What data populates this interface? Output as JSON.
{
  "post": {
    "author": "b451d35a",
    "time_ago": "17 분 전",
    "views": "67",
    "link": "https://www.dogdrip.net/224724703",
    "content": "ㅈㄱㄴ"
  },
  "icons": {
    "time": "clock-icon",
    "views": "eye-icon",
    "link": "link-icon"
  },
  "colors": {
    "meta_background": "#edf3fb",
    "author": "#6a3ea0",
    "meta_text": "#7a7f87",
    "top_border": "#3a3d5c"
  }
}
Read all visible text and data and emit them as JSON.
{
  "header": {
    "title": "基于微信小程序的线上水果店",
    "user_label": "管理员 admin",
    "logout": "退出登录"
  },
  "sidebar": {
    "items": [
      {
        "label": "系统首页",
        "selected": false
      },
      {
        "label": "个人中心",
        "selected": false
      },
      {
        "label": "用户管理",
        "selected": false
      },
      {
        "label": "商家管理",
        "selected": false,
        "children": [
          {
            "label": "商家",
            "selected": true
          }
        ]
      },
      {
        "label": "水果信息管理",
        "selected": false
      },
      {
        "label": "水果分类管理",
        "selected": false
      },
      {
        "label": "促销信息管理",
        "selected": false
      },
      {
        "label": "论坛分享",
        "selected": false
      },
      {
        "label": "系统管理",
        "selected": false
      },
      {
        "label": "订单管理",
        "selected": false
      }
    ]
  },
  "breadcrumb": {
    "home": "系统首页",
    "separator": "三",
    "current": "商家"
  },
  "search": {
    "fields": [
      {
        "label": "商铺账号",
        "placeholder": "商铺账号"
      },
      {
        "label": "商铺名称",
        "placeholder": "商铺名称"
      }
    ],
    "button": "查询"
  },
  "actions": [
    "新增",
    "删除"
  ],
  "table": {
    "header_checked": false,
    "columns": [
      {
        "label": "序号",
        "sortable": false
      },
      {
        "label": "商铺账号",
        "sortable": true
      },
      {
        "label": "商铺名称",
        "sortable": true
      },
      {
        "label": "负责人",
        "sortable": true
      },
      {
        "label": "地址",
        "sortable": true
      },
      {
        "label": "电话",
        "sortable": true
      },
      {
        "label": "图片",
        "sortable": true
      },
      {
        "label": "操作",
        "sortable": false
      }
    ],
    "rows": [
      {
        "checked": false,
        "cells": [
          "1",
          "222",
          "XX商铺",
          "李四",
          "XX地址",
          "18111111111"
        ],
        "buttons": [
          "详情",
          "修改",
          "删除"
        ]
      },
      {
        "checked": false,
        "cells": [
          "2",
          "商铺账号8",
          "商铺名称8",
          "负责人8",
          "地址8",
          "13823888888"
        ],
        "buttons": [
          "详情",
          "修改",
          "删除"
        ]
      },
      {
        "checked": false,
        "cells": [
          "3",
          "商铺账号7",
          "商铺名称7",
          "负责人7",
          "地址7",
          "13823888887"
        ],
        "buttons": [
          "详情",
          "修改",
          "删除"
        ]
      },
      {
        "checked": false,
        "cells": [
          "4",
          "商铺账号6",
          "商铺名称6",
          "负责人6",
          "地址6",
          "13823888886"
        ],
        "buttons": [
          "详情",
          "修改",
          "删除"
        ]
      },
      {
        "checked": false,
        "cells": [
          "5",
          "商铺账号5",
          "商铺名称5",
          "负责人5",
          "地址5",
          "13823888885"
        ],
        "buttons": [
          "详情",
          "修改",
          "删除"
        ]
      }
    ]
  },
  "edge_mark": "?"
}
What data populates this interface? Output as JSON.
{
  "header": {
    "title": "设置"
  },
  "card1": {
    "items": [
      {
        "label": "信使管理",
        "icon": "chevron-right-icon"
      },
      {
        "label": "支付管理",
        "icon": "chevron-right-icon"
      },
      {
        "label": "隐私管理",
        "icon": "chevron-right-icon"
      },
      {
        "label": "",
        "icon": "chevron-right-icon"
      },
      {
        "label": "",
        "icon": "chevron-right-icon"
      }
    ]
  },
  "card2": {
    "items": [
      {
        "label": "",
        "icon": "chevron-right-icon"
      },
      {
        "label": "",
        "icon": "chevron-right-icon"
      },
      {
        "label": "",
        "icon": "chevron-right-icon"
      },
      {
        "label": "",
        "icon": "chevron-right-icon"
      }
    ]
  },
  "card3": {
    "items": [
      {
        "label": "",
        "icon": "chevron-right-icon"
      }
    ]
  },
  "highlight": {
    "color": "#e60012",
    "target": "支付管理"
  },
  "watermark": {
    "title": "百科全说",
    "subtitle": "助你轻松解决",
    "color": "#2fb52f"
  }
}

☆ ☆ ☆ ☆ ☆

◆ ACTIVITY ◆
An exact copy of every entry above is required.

◆ RESPONSE TO THIS EXERCISE ◆
What data populates this interface? Output as JSON.
{
  "post": {
    "author": "b451d35a",
    "time_ago": "17 분 전",
    "views": "67",
    "link": "https://www.dogdrip.net/224724703",
    "content": "ㅈㄱㄴ"
  },
  "icons": {
    "time": "clock-icon",
    "views": "eye-icon",
    "link": "link-icon"
  },
  "colors": {
    "meta_background": "#edf3fb",
    "author": "#6a3ea0",
    "meta_text": "#7a7f87",
    "top_border": "#3a3d5c"
  }
}
Read all visible text and data and emit them as JSON.
{
  "header": {
    "title": "基于微信小程序的线上水果店",
    "user_label": "管理员 admin",
    "logout": "退出登录"
  },
  "sidebar": {
    "items": [
      {
        "label": "系统首页",
        "selected": false
      },
      {
        "label": "个人中心",
        "selected": false
      },
      {
        "label": "用户管理",
        "selected": false
      },
      {
        "label": "商家管理",
        "selected": false,
        "children": [
          {
            "label": "商家",
            "selected": true
          }
        ]
      },
      {
        "label": "水果信息管理",
        "selected": false
      },
      {
        "label": "水果分类管理",
        "selected": false
      },
      {
        "label": "促销信息管理",
        "selected": false
      },
      {
        "label": "论坛分享",
        "selected": false
      },
      {
        "label": "系统管理",
        "selected": false
      },
      {
        "label": "订单管理",
        "selected": false
      }
    ]
  },
  "breadcrumb": {
    "home": "系统首页",
    "separator": "三",
    "current": "商家"
  },
  "search": {
    "fields": [
      {
        "label": "商铺账号",
        "placeholder": "商铺账号"
      },
      {
        "label": "商铺名称",
        "placeholder": "商铺名称"
      }
    ],
    "button": "查询"
  },
  "actions": [
    "新增",
    "删除"
  ],
  "table": {
    "header_checked": false,
    "columns": [
      {
        "label": "序号",
        "sortable": false
      },
      {
        "label": "商铺账号",
        "sortable": true
      },
      {
        "label": "商铺名称",
        "sortable": true
      },
      {
        "label": "负责人",
        "sortable": true
      },
      {
        "label": "地址",
        "sortable": true
      },
      {
        "label": "电话",
        "sortable": true
      },
      {
        "label": "图片",
        "sortable": true
      },
      {
        "label": "操作",
        "sortable": false
      }
    ],
    "rows": [
      {
        "checked": false,
        "cells": [
          "1",
          "222",
          "XX商铺",
          "李四",
          "XX地址",
          "18111111111"
        ],
        "buttons": [
          "详情",
          "修改",
          "删除"
        ]
      },
      {
        "checked": false,
        "cells": [
          "2",
          "商铺账号8",
          "商铺名称8",
          "负责人8",
          "地址8",
          "13823888888"
        ],
        "buttons": [
          "详情",
          "修改",
          "删除"
        ]
      },
      {
        "checked": false,
        "cells": [
          "3",
          "商铺账号7",
          "商铺名称7",
          "负责人7",
          "地址7",
          "13823888887"
        ],
        "buttons": [
          "详情",
          "修改",
          "删除"
        ]
      },
      {
        "checked": false,
        "cells": [
          "4",
          "商铺账号6",
          "商铺名称6",
          "负责人6",
          "地址6",
          "13823888886"
        ],
        "buttons": [
          "详情",
          "修改",
          "删除"
        ]
      },
      {
        "checked": false,
        "cells": [
          "5",
          "商铺账号5",
          "商铺名称5",
          "负责人5",
          "地址5",
          "13823888885"
        ],
        "buttons": [
          "详情",
          "修改",
          "删除"
        ]
      }
    ]
  },
  "edge_mark": "?"
}
What data populates this interface? Output as JSON.
{
  "header": {
    "title": "设置"
  },
  "card1": {
    "items": [
      {
        "label": "信使管理",
        "icon": "chevron-right-icon"
      },
      {
        "label": "支付管理",
        "icon": "chevron-right-icon"
      },
      {
        "label": "隐私管理",
        "icon": "chevron-right-icon"
      },
      {
        "label": "",
        "icon": "chevron-right-icon"
      },
      {
        "label": "",
        "icon": "chevron-right-icon"
      }
    ]
  },
  "card2": {
    "items": [
      {
        "label": "",
        "icon": "chevron-right-icon"
      },
      {
        "label": "",
        "icon": "chevron-right-icon"
      },
      {
        "label": "",
        "icon": "chevron-right-icon"
      },
      {
        "label": "",
        "icon": "chevron-right-icon"
      }
    ]
  },
  "card3": {
    "items": [
      {
        "label": "",
        "icon": "chevron-right-icon"
      }
    ]
  },
  "highlight": {
    "color": "#e60012",
    "target": "支付管理"
  },
  "watermark": {
    "title": "百科全说",
    "subtitle": "助你轻松解决",
    "color": "#2fb52f"
  }
}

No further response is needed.